** Opening RAW DATA block **

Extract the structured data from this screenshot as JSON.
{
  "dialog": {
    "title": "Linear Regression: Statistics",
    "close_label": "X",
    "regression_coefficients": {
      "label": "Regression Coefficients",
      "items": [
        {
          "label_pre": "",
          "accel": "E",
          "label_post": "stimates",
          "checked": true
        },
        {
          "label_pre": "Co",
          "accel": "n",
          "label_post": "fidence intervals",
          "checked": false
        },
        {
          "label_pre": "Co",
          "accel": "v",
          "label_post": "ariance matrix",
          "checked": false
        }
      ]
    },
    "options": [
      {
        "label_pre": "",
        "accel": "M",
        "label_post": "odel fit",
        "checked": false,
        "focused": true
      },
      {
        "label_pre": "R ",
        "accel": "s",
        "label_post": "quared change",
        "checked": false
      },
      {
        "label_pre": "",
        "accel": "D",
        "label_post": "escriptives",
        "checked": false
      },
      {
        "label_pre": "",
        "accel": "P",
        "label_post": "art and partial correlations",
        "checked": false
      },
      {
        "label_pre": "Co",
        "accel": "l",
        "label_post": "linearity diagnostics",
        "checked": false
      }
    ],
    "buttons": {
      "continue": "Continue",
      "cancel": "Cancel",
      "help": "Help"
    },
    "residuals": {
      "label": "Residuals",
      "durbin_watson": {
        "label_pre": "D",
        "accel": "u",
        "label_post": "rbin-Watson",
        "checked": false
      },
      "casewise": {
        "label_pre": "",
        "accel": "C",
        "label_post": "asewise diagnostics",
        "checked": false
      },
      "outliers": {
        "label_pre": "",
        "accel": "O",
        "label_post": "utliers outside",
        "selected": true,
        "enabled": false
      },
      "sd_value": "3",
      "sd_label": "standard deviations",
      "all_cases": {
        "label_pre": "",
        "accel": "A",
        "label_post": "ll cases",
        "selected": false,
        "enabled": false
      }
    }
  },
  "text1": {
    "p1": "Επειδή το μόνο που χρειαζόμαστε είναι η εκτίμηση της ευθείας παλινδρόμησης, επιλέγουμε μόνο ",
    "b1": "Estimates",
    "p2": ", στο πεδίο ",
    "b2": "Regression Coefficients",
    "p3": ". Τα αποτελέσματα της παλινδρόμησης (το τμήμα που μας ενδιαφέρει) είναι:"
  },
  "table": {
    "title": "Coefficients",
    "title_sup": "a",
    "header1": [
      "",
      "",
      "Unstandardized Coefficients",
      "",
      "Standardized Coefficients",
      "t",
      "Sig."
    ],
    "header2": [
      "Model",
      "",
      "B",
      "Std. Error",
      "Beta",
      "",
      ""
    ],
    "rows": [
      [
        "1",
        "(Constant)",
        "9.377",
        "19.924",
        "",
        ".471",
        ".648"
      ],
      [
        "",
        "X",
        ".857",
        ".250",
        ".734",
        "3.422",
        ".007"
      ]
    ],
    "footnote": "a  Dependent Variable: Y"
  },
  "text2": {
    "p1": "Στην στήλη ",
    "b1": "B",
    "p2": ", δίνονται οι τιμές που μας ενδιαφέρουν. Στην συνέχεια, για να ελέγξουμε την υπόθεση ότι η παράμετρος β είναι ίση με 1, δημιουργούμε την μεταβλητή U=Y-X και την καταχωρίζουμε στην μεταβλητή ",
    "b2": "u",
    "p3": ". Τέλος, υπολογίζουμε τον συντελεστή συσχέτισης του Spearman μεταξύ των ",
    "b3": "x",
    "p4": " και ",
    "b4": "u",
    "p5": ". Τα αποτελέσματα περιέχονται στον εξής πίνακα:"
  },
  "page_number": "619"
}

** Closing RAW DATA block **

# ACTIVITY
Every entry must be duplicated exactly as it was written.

# RESPONSE TO THE EXERCISE
Extract the structured data from this screenshot as JSON.
{
  "dialog": {
    "title": "Linear Regression: Statistics",
    "close_label": "X",
    "regression_coefficients": {
      "label": "Regression Coefficients",
      "items": [
        {
          "label_pre": "",
          "accel": "E",
          "label_post": "stimates",
          "checked": true
        },
        {
          "label_pre": "Co",
          "accel": "n",
          "label_post": "fidence intervals",
          "checked": false
        },
        {
          "label_pre": "Co",
          "accel": "v",
          "label_post": "ariance matrix",
          "checked": false
        }
      ]
    },
    "options": [
      {
        "label_pre": "",
        "accel": "M",
        "label_post": "odel fit",
        "checked": false,
        "focused": true
      },
      {
        "label_pre": "R ",
        "accel": "s",
        "label_post": "quared change",
        "checked": false
      },
      {
        "label_pre": "",
        "accel": "D",
        "label_post": "escriptives",
        "checked": false
      },
      {
        "label_pre": "",
        "accel": "P",
        "label_post": "art and partial correlations",
        "checked": false
      },
      {
        "label_pre": "Co",
        "accel": "l",
        "label_post": "linearity diagnostics",
        "checked": false
      }
    ],
    "buttons": {
      "continue": "Continue",
      "cancel": "Cancel",
      "help": "Help"
    },
    "residuals": {
      "label": "Residuals",
      "durbin_watson": {
        "label_pre": "D",
        "accel": "u",
        "label_post": "rbin-Watson",
        "checked": false
      },
      "casewise": {
        "label_pre": "",
        "accel": "C",
        "label_post": "asewise diagnostics",
        "checked": false
      },
      "outliers": {
        "label_pre": "",
        "accel": "O",
        "label_post": "utliers outside",
        "selected": true,
        "enabled": false
      },
      "sd_value": "3",
      "sd_label": "standard deviations",
      "all_cases": {
        "label_pre": "",
        "accel": "A",
        "label_post": "ll cases",
        "selected": false,
        "enabled": false
      }
    }
  },
  "text1": {
    "p1": "Επειδή το μόνο που χρειαζόμαστε είναι η εκτίμηση της ευθείας παλινδρόμησης, επιλέγουμε μόνο ",
    "b1": "Estimates",
    "p2": ", στο πεδίο ",
    "b2": "Regression Coefficients",
    "p3": ". Τα αποτελέσματα της παλινδρόμησης (το τμήμα που μας ενδιαφέρει) είναι:"
  },
  "table": {
    "title": "Coefficients",
    "title_sup": "a",
    "header1": [
      "",
      "",
      "Unstandardized Coefficients",
      "",
      "Standardized Coefficients",
      "t",
      "Sig."
    ],
    "header2": [
      "Model",
      "",
      "B",
      "Std. Error",
      "Beta",
      "",
      ""
    ],
    "rows": [
      [
        "1",
        "(Constant)",
        "9.377",
        "19.924",
        "",
        ".471",
        ".648"
      ],
      [
        "",
        "X",
        ".857",
        ".250",
        ".734",
        "3.422",
        ".007"
      ]
    ],
    "footnote": "a  Dependent Variable: Y"
  },
  "text2": {
    "p1": "Στην στήλη ",
    "b1": "B",
    "p2": ", δίνονται οι τιμές που μας ενδιαφέρουν. Στην συνέχεια, για να ελέγξουμε την υπόθεση ότι η παράμετρος β είναι ίση με 1, δημιουργούμε την μεταβλητή U=Y-X και την καταχωρίζουμε στην μεταβλητή ",
    "b2": "u",
    "p3": ". Τέλος, υπολογίζουμε τον συντελεστή συσχέτισης του Spearman μεταξύ των ",
    "b3": "x",
    "p4": " και ",
    "b4": "u",
    "p5": ". Τα αποτελέσματα περιέχονται στον εξής πίνακα:"
  },
  "page_number": "619"
}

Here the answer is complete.